Analysis of Proposition 12 provided by Anna Lisa Thomas and Kevin Bursey.

For a more in depth discussion of Proposition 7, and the ten other initiatives on the ballot this November you can watch the forum in its entirety on YouTube or read the full analyses here. And keep your eyes peeled on The CAP⋅impact Podcast’s feed on Apple Podcasts, Stitcher Radio, or wherever you get your podcasts from for analysis of this year’s ballot initiatives in your headphones coming next week.

Proposition 7: Daylight Saving Time

Current Law

  • In 1949, California voters adopted Proposition 12 an initiative titled “An Act Providing For Daylight Saving Time in the State of California.”
  • The key provisions established United States Standard Pacific Time as standard time within the state and provided that time advance one hour during a period from the last Sunday in April until the last Sunday in September.
  • The United States Congress passed the Uniform Time Act in 1966 to create daylight saving time nationwide, which effectively replaced the existing California law.
  • Currently under federal law, daylight saving time starts the second Sunday in March and ends the first Sunday in November.
  • Despite this fact that the existing language in the California Government Code still says that daylight saving time ends on the last Sunday in September, daylight saving time in California ends the first Sunday in November as required by federal law.
  • California’s current daylight saving time law, Daylight Saving Time Act of 1949, does not allow the California legislature to update the language in the current statute or ask the federal government to stop the twice per year time change with voter approval.

Proposed Law

  • The repeal of the Daylight Saving Time Act would allow the legislature to control changes to daylight saving because the voter initiative would be replaced by the proposed legislative initiative and no longer require voter approval to any daylight saving changes.
  • Proposition 7 updates California’s daylight saving time dates to be consistent with the federal Uniform Time Act.
  • Proposition 7 gives the California Legislature the power to ask Congress to allow California to go onto daylight saving time all year.

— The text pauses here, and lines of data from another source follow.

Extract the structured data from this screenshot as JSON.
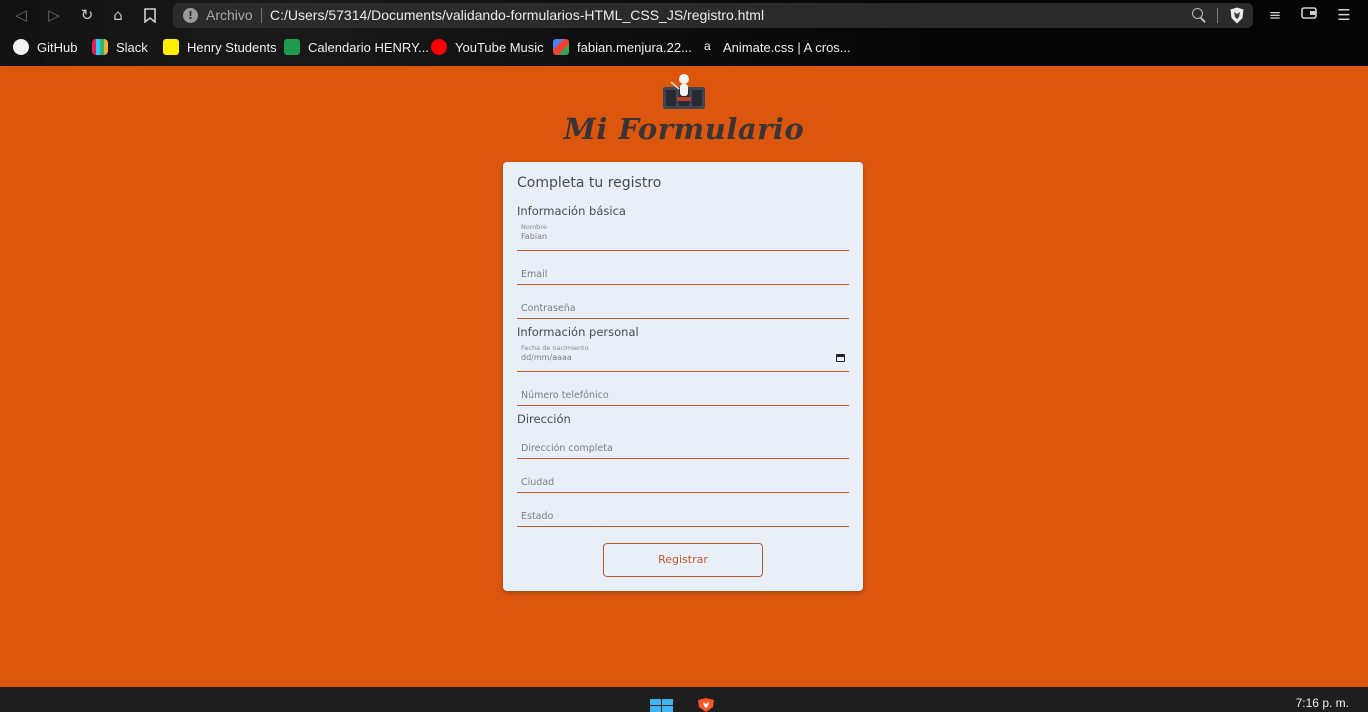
{
  "browser": {
    "url_scheme": "Archivo",
    "url": "C:/Users/57314/Documents/validando-formularios-HTML_CSS_JS/registro.html",
    "bookmarks": [
      {
        "label": "GitHub",
        "icon": "github-icon"
      },
      {
        "label": "Slack",
        "icon": "slack-icon"
      },
      {
        "label": "Henry Students",
        "icon": "henry-icon"
      },
      {
        "label": "Calendario HENRY...",
        "icon": "calendar-icon"
      },
      {
        "label": "YouTube Music",
        "icon": "youtube-music-icon"
      },
      {
        "label": "fabian.menjura.22...",
        "icon": "gmail-icon"
      },
      {
        "label": "Animate.css | A cros...",
        "icon": "animate-icon"
      }
    ],
    "animate_glyph": "a"
  },
  "page": {
    "title": "Mi Formulario",
    "background": "#dc560e"
  },
  "form": {
    "heading": "Completa tu registro",
    "sections": {
      "basic": "Información básica",
      "personal": "Información personal",
      "address": "Dirección"
    },
    "fields": {
      "name": {
        "label": "Nombre",
        "value": "Fabian"
      },
      "email": {
        "placeholder": "Email"
      },
      "password": {
        "placeholder": "Contraseña"
      },
      "birthdate": {
        "label": "Fecha de nacimiento",
        "value": "dd/mm/aaaa"
      },
      "phone": {
        "placeholder": "Número telefónico"
      },
      "address": {
        "placeholder": "Dirección completa"
      },
      "city": {
        "placeholder": "Ciudad"
      },
      "state": {
        "placeholder": "Estado"
      }
    },
    "submit_label": "Registrar"
  },
  "taskbar": {
    "clock": "7:16 p. m."
  }
}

The Legislature would need a two-thirds (2/3) vote to ask the federal government if California can change to have full-time daylight saving time, rather than changing the clocks in March and November.

Policy Considerations

Yes on Proposition 7 No on Proposition 7
  • Would allow the Legislature to update the current daylight saving language and to ask the federal government to have daylight saving time all year.
  • Does not guarantee that California would be able to stop changing the clocks because the Legislature may not ask the federal government for all year daylight saving time, or the federal government could say no.
  • The Legislature would not have to ask the voters for permission to change daylight saving laws in the future.
  • Would not change anything because California must follow the federal government’s daylight saving time rules.
  • The existing nonconforming language in the California Government Code would remain unchanged.
  • The Legislature would not have the ability to change daylight saving laws without voter approval in the future.

Analysis of Proposition 7 provided by Anna Lisa Thomas and Sarah Steimer.